All of us have that classic car bug hit us at some point in life. Whether it is to restore it to mint condition, to have that dream car you’ve always wanted or for an investment, but most attempts to flip a vintage vehicle for profit don’t turn out that way.
Classic cars today are truly a classic beauty, even though what it means to be classic varies from place to place. Typically it is a car worth preserving or restoring rather than scrapping, usually 20 years and older. Some of the qualities that make these cars classic are the number of each car built, details about the engine, their horsepower and the years in which they were available.
Often times, classic cars are coveted family heirlooms, and they’re as interesting as the people who collect them.
In 1913, Ford became the first mass-produced automobile which made its debut in 1964 at a world fair in New York. A few years later half of the world was driving Ford’s. Having just hosted a classic car show here in Carbondale, CO our third place winner by people’s choice was a 1967 Ford Mustang. Another beauty at the Car Show was the DeTomaso Pantera, an Italian style with a Ford engine, which represents the best of both worlds and in the top 25 best classic cars to drive. I will tell you there are a lot of really nice classic cars still around today.
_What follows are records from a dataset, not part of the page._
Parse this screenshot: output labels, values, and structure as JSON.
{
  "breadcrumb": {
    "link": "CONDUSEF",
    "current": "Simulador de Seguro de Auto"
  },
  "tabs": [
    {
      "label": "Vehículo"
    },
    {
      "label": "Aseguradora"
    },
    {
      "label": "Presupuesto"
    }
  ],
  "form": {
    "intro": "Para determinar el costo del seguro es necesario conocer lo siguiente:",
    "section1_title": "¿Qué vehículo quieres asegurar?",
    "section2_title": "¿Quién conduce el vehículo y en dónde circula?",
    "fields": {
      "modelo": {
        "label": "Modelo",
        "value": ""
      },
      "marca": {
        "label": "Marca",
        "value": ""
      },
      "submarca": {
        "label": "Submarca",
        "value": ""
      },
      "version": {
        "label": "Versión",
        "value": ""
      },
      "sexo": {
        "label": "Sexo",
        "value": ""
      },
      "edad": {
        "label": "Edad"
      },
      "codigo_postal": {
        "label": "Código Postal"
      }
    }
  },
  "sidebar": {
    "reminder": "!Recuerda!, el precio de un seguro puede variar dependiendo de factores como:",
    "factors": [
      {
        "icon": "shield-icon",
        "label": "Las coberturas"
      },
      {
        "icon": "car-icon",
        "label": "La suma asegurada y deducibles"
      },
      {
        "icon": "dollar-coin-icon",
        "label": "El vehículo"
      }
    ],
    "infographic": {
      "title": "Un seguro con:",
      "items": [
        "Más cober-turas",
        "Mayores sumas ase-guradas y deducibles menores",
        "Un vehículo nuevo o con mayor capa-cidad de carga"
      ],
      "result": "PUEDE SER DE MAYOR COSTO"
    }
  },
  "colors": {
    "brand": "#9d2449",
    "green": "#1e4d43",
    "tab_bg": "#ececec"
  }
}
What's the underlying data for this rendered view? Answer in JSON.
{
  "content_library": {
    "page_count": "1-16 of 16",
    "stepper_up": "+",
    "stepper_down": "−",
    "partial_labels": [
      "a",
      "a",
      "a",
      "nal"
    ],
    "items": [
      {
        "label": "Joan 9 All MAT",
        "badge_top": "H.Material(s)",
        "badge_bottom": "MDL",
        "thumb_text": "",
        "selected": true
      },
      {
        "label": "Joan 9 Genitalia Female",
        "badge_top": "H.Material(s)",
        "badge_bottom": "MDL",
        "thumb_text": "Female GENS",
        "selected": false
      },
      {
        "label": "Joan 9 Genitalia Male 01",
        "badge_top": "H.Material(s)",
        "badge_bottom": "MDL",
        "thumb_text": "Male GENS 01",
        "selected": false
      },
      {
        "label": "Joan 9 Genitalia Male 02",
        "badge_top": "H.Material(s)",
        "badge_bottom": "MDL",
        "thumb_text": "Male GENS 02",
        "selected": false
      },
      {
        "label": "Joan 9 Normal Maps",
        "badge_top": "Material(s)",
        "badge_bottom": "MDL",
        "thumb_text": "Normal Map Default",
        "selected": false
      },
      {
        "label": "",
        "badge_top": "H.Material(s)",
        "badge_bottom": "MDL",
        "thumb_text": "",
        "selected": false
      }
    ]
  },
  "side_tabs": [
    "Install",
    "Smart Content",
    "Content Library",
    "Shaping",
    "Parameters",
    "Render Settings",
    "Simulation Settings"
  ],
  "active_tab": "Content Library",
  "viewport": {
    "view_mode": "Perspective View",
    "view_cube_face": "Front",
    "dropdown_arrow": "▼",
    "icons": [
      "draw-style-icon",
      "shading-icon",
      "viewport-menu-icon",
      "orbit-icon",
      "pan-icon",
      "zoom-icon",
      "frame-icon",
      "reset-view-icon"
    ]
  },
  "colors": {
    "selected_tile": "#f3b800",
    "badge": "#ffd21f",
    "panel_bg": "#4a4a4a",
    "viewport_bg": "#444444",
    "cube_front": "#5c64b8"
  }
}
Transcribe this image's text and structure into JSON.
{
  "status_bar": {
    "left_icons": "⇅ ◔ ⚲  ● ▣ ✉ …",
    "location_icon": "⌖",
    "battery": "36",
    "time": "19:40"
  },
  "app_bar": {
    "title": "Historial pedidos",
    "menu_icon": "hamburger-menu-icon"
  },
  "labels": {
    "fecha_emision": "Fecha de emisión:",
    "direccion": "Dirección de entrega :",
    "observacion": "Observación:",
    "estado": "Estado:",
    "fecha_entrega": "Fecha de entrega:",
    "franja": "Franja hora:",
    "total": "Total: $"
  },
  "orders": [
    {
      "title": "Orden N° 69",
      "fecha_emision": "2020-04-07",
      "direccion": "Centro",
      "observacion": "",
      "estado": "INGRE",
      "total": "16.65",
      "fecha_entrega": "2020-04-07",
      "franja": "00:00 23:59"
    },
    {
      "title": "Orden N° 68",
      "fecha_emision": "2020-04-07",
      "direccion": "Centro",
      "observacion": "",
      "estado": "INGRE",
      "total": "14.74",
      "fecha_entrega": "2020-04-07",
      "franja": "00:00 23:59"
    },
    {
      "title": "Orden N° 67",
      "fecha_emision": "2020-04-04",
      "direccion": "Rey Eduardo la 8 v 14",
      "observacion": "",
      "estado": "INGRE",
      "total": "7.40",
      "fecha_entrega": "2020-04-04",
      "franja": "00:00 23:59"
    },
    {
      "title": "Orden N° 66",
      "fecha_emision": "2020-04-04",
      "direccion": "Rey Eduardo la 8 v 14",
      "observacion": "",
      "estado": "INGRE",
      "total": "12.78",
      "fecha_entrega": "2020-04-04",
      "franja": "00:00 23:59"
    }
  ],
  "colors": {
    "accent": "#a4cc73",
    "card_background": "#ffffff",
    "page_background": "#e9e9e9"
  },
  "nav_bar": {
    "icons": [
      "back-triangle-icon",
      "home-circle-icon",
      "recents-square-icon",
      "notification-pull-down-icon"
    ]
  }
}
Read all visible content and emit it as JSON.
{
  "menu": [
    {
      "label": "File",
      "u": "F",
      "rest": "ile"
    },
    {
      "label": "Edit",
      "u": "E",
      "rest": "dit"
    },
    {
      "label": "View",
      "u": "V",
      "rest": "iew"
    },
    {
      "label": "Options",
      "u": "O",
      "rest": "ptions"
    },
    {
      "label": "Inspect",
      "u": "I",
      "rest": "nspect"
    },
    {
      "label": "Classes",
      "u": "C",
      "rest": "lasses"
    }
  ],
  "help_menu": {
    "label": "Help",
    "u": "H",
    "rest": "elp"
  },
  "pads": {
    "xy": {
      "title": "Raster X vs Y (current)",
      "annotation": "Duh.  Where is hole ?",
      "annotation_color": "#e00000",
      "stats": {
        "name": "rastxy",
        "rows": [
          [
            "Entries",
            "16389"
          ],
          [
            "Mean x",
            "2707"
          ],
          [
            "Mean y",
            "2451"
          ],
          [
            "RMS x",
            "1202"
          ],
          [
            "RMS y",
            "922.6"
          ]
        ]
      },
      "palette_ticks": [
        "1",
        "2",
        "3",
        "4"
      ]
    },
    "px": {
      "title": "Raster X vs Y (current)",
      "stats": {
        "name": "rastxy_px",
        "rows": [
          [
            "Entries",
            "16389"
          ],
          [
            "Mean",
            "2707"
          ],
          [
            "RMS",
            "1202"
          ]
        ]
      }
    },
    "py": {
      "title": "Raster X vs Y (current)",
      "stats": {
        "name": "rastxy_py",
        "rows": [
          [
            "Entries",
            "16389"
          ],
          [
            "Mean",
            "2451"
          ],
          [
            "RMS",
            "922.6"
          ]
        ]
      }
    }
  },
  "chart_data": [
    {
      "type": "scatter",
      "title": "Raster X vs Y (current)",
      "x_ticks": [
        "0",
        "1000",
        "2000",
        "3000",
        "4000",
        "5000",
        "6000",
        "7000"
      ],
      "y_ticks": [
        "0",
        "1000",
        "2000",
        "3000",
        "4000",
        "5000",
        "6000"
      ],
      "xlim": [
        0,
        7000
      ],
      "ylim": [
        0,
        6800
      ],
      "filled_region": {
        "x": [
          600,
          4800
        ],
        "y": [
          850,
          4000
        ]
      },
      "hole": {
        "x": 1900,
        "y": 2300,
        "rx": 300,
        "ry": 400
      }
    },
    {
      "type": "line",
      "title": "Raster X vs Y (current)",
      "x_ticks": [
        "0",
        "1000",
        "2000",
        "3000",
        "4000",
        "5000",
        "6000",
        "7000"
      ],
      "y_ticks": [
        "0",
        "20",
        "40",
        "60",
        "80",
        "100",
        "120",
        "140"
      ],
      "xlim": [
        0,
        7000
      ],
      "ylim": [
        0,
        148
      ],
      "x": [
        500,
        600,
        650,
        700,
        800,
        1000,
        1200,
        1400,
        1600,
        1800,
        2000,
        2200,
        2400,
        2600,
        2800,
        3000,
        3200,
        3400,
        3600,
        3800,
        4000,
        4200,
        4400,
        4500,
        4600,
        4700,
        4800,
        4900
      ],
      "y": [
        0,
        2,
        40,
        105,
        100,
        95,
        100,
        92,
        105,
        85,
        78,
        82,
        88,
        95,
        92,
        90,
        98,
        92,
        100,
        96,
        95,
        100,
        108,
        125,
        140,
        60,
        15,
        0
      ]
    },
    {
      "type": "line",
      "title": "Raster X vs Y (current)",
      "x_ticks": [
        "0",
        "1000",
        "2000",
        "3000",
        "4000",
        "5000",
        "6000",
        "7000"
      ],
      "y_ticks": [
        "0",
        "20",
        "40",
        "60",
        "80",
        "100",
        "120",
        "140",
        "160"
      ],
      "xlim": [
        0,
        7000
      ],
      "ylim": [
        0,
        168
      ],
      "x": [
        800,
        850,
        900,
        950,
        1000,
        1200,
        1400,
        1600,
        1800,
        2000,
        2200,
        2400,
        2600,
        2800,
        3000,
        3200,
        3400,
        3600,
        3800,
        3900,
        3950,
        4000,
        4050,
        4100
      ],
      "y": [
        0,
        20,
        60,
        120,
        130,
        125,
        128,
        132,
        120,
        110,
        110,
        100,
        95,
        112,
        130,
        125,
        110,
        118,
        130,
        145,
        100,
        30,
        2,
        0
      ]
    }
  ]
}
At every classic car show you have the rusty relics, which rust more than modern vehicles because they were not built using the superior paint as used today. Winter can be hard on any car and classics can be just as comfortable being driven in snow, but the salt on roads also speeds the process of rusting. You just have to baby that car during the cold frigid months a little more than normal. Most car buffs have them stored away in garages and only driven for special events and on summer weekends anyways.
What a luxury though, especially driving one!
Director/Designer of Roadside Gallery
Debbi Fadli has lived in Carbondale, Colorado for 20 years after raising her two beautiful children in Morocco. She has a passion for fine art photography and for the past 7 years, besides doing sales, being chief marketer, she also has taken the work of photographer Martin Garfinkel and designs an astonishing range of fine art photo merchandise.